About this exercise:
Among the entries below, tally each line containing "Speed"; respond with the total only.

Source data:
[Start of section]
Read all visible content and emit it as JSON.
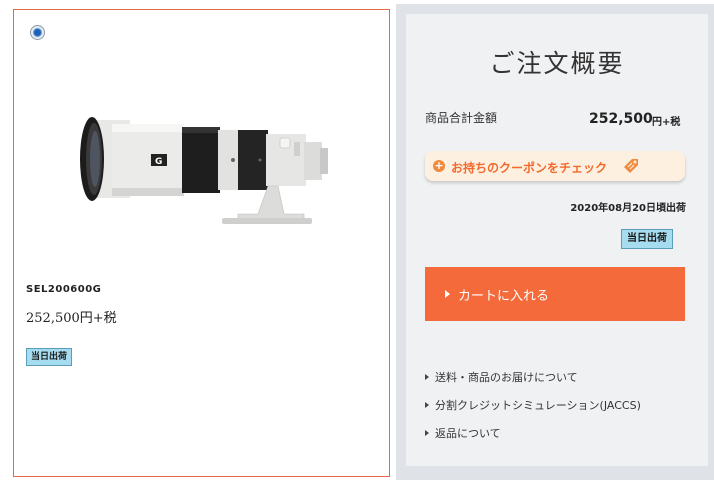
{
  "product": {
    "code": "SEL200600G",
    "price": "252,500円+税",
    "badge": "当日出荷",
    "image_icon": "camera-lens-image",
    "radio_icon": "radio-selected-icon"
  },
  "summary": {
    "title": "ご注文概要",
    "subtotal_label": "商品合計金額",
    "subtotal_value": "252,500",
    "subtotal_suffix": "円+税",
    "coupon_label": "お持ちのクーポンをチェック",
    "delivery_date": "2020年08月20日頃出荷",
    "badge": "当日出荷",
    "cart_label": "カートに入れる",
    "links": [
      {
        "label": "送料・商品のお届けについて"
      },
      {
        "label": "分割クレジットシミュレーション(JACCS)"
      },
      {
        "label": "返品について"
      }
    ]
  },
  "colors": {
    "accent": "#f46a3b",
    "card_border": "#e4694a",
    "badge_bg": "#a6dcef",
    "coupon_bg": "#fdf0e0",
    "coupon_text": "#f26a2d"
  }
}
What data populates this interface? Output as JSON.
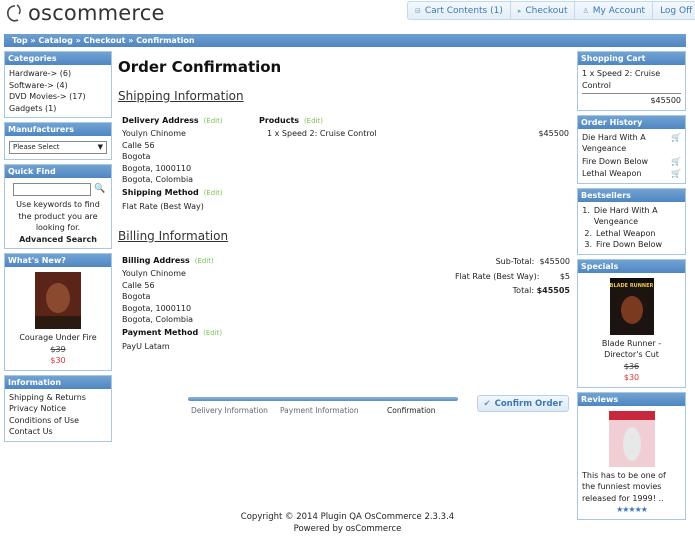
{
  "header": {
    "logo_text": "oscommerce",
    "nav": [
      {
        "label": "Cart Contents (1)",
        "icon": "cart-icon"
      },
      {
        "label": "Checkout",
        "icon": "arrow-right-icon"
      },
      {
        "label": "My Account",
        "icon": "person-icon"
      },
      {
        "label": "Log Off",
        "icon": ""
      }
    ]
  },
  "breadcrumb": "Top » Catalog » Checkout » Confirmation",
  "left": {
    "categories": {
      "title": "Categories",
      "items": [
        "Hardware-> (6)",
        "Software-> (4)",
        "DVD Movies-> (17)",
        "Gadgets (1)"
      ]
    },
    "manufacturers": {
      "title": "Manufacturers",
      "select_value": "Please Select"
    },
    "quick_find": {
      "title": "Quick Find",
      "help": "Use keywords to find the product you are looking for.",
      "advanced": "Advanced Search"
    },
    "whats_new": {
      "title": "What's New?",
      "product": "Courage Under Fire",
      "old_price": "$39",
      "new_price": "$30"
    },
    "information": {
      "title": "Information",
      "items": [
        "Shipping & Returns",
        "Privacy Notice",
        "Conditions of Use",
        "Contact Us"
      ]
    }
  },
  "main": {
    "title": "Order Confirmation",
    "shipping_section": "Shipping Information",
    "delivery_label": "Delivery Address",
    "edit": "(Edit)",
    "delivery_address": [
      "Youlyn Chinome",
      "Calle 56",
      "Bogota",
      "Bogota, 1000110",
      "Bogota, Colombia"
    ],
    "shipping_method_label": "Shipping Method",
    "shipping_method": "Flat Rate (Best Way)",
    "products_label": "Products",
    "product_line": "1 x Speed 2: Cruise Control",
    "product_price": "$45500",
    "billing_section": "Billing Information",
    "billing_label": "Billing Address",
    "billing_address": [
      "Youlyn Chinome",
      "Calle 56",
      "Bogota",
      "Bogota, 1000110",
      "Bogota, Colombia"
    ],
    "payment_label": "Payment Method",
    "payment_method": "PayU Latam",
    "totals": [
      {
        "label": "Sub-Total:",
        "value": "$45500",
        "bold": false
      },
      {
        "label": "Flat Rate (Best Way):",
        "value": "$5",
        "bold": false
      },
      {
        "label": "Total:",
        "value": "$45505",
        "bold": true
      }
    ],
    "progress": {
      "steps": [
        "Delivery Information",
        "Payment Information",
        "Confirmation"
      ],
      "current": 2
    },
    "confirm_button": "Confirm Order"
  },
  "right": {
    "cart": {
      "title": "Shopping Cart",
      "line": "1 x Speed 2: Cruise Control",
      "total": "$45500"
    },
    "history": {
      "title": "Order History",
      "items": [
        "Die Hard With A Vengeance",
        "Fire Down Below",
        "Lethal Weapon"
      ]
    },
    "bestsellers": {
      "title": "Bestsellers",
      "items": [
        "Die Hard With A Vengeance",
        "Lethal Weapon",
        "Fire Down Below"
      ]
    },
    "specials": {
      "title": "Specials",
      "product": "Blade Runner - Director's Cut",
      "old_price": "$36",
      "new_price": "$30",
      "cover_text": "BLADE RUNNER"
    },
    "reviews": {
      "title": "Reviews",
      "text": "This has to be one of the funniest movies released for 1999! ..",
      "stars": "★★★★★"
    }
  },
  "footer": {
    "line1": "Copyright © 2014 Plugin QA OsCommerce 2.3.3.4",
    "line2": "Powered by osCommerce"
  },
  "colors": {
    "accent": "#4f86c1",
    "edit": "#7fc058",
    "price_red": "#dd3333"
  }
}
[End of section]
Exercise solution:
2